→ Your objective
Bring together every line in the data that includes "summary".

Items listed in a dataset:
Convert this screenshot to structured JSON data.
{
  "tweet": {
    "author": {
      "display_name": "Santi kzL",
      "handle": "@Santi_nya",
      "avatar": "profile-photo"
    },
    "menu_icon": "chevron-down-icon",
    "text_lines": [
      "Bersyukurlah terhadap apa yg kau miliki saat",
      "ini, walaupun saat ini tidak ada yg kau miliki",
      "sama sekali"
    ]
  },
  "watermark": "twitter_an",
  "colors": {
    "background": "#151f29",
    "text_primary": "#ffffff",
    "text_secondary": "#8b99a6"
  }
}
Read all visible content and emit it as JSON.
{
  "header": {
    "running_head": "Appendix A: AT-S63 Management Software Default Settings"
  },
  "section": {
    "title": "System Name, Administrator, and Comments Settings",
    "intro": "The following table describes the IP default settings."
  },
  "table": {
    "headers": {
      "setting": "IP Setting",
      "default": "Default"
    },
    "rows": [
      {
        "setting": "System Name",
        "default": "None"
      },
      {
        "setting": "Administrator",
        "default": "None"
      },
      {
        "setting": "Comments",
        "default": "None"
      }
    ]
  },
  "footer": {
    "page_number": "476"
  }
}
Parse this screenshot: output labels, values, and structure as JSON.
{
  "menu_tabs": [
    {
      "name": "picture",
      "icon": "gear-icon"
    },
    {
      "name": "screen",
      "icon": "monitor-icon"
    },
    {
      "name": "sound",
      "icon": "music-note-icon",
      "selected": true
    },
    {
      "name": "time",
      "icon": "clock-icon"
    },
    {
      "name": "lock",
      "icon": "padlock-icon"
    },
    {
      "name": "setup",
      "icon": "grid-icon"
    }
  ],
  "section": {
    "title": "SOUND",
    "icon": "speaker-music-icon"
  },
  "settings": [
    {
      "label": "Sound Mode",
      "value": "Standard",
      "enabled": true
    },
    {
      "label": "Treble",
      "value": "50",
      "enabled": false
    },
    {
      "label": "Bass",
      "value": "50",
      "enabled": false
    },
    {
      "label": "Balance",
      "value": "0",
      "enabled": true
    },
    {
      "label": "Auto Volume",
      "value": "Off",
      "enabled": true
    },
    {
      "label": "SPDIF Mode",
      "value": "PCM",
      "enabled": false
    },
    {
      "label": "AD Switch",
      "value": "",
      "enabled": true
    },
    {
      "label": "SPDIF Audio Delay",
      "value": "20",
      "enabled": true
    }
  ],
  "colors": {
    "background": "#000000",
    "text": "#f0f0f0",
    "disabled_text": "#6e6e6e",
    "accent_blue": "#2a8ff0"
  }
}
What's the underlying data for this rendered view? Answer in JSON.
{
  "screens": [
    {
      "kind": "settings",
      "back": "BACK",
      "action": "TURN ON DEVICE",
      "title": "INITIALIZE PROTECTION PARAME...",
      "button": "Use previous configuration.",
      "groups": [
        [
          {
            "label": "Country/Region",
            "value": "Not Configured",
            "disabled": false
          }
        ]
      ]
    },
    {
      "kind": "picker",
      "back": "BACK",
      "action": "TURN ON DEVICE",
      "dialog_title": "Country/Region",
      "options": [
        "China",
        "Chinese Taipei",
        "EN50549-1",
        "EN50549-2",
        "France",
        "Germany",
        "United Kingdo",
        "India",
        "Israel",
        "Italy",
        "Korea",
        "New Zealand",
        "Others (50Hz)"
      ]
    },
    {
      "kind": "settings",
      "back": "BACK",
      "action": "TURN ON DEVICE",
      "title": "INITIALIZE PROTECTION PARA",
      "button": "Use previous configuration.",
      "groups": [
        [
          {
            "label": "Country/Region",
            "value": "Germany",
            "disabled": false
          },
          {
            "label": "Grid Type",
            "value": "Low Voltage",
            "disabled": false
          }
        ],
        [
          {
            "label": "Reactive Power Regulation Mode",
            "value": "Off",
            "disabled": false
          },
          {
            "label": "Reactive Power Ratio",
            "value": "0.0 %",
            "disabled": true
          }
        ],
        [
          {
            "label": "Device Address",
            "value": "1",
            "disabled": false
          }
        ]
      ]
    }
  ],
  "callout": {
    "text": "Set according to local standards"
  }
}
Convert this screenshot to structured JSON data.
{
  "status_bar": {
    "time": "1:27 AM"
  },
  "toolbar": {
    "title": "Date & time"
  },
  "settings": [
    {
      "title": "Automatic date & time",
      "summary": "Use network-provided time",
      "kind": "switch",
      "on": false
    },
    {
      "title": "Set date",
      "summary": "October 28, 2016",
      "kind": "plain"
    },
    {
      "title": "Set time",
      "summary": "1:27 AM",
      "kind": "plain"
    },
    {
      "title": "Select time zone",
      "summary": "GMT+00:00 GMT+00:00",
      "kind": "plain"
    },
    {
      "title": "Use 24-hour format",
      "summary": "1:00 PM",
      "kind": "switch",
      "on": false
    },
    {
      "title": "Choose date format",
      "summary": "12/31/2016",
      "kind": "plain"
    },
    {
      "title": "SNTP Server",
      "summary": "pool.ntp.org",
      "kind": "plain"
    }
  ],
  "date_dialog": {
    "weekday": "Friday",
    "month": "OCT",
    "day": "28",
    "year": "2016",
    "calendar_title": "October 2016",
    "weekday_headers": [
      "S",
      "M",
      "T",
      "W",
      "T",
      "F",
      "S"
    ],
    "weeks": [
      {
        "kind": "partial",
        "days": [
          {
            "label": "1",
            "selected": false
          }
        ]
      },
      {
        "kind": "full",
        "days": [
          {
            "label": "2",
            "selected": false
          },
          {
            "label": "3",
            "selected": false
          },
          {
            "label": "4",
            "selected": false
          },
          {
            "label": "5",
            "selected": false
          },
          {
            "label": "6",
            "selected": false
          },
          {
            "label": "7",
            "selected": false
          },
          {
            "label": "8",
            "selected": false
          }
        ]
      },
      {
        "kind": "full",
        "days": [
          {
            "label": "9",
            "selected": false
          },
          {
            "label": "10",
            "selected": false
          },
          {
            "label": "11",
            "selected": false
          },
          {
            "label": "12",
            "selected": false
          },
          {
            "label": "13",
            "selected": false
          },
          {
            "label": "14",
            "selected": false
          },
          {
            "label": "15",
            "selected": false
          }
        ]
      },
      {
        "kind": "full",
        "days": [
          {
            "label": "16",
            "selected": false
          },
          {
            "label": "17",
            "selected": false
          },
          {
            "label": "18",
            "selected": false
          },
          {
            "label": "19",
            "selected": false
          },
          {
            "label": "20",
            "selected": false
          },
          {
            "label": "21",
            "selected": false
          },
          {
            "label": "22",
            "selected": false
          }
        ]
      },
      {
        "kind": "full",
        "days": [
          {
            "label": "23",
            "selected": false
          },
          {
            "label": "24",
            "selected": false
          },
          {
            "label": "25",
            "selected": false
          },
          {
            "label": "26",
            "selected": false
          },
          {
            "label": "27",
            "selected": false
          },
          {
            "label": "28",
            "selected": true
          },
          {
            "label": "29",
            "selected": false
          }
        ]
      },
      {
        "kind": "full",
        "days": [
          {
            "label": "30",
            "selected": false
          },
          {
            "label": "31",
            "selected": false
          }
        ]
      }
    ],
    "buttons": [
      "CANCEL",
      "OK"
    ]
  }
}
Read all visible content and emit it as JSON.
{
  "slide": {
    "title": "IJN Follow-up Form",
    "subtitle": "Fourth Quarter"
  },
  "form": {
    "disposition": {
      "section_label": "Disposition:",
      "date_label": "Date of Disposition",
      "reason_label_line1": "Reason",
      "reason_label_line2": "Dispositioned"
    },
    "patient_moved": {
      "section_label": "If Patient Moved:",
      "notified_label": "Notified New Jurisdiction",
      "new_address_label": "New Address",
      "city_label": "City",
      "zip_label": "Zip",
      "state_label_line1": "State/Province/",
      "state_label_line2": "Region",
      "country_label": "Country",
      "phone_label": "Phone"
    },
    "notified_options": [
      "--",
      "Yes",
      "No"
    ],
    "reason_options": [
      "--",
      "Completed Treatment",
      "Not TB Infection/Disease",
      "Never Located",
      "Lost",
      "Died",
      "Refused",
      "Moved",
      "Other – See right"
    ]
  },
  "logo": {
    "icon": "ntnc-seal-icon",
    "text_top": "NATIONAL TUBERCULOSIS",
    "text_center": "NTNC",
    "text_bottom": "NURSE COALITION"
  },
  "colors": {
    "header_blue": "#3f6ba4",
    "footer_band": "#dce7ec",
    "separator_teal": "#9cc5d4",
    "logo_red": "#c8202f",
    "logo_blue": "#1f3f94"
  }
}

→ Result of this task
      "summary": "Use network-provided time",
      "summary": "October 28, 2016",
      "summary": "1:27 AM",
      "summary": "GMT+00:00 GMT+00:00",
      "summary": "1:00 PM",
      "summary": "12/31/2016",
      "summary": "pool.ntp.org",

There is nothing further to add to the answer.